All lines of the data shown below should be output exactly as they stand.
** Opening Working data block **
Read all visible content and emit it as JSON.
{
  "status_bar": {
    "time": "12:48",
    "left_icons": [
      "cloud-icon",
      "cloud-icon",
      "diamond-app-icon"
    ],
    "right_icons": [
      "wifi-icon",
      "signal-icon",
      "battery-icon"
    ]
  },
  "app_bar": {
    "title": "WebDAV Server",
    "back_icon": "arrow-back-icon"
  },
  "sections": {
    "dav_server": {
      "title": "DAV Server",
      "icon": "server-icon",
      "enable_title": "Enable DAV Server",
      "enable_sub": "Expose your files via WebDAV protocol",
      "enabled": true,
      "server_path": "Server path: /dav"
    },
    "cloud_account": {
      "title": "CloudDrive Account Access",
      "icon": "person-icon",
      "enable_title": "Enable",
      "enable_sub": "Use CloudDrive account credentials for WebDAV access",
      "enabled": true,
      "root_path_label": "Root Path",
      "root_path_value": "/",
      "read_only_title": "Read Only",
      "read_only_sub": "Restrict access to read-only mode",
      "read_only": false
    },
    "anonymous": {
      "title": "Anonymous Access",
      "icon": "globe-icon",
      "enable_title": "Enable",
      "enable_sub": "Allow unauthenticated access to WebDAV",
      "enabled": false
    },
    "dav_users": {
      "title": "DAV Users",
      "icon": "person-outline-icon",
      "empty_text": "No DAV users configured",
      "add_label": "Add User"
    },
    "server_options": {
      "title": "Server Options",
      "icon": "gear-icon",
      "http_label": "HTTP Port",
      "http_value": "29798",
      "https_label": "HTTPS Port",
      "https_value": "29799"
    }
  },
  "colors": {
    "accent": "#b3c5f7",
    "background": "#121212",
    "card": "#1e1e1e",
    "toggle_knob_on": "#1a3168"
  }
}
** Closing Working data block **
▸ **Result for this exercise**
Read all visible content and emit it as JSON.
{
  "status_bar": {
    "time": "12:48",
    "left_icons": [
      "cloud-icon",
      "cloud-icon",
      "diamond-app-icon"
    ],
    "right_icons": [
      "wifi-icon",
      "signal-icon",
      "battery-icon"
    ]
  },
  "app_bar": {
    "title": "WebDAV Server",
    "back_icon": "arrow-back-icon"
  },
  "sections": {
    "dav_server": {
      "title": "DAV Server",
      "icon": "server-icon",
      "enable_title": "Enable DAV Server",
      "enable_sub": "Expose your files via WebDAV protocol",
      "enabled": true,
      "server_path": "Server path: /dav"
    },
    "cloud_account": {
      "title": "CloudDrive Account Access",
      "icon": "person-icon",
      "enable_title": "Enable",
      "enable_sub": "Use CloudDrive account credentials for WebDAV access",
      "enabled": true,
      "root_path_label": "Root Path",
      "root_path_value": "/",
      "read_only_title": "Read Only",
      "read_only_sub": "Restrict access to read-only mode",
      "read_only": false
    },
    "anonymous": {
      "title": "Anonymous Access",
      "icon": "globe-icon",
      "enable_title": "Enable",
      "enable_sub": "Allow unauthenticated access to WebDAV",
      "enabled": false
    },
    "dav_users": {
      "title": "DAV Users",
      "icon": "person-outline-icon",
      "empty_text": "No DAV users configured",
      "add_label": "Add User"
    },
    "server_options": {
      "title": "Server Options",
      "icon": "gear-icon",
      "http_label": "HTTP Port",
      "http_value": "29798",
      "https_label": "HTTPS Port",
      "https_value": "29799"
    }
  },
  "colors": {
    "accent": "#b3c5f7",
    "background": "#121212",
    "card": "#1e1e1e",
    "toggle_knob_on": "#1a3168"
  }
}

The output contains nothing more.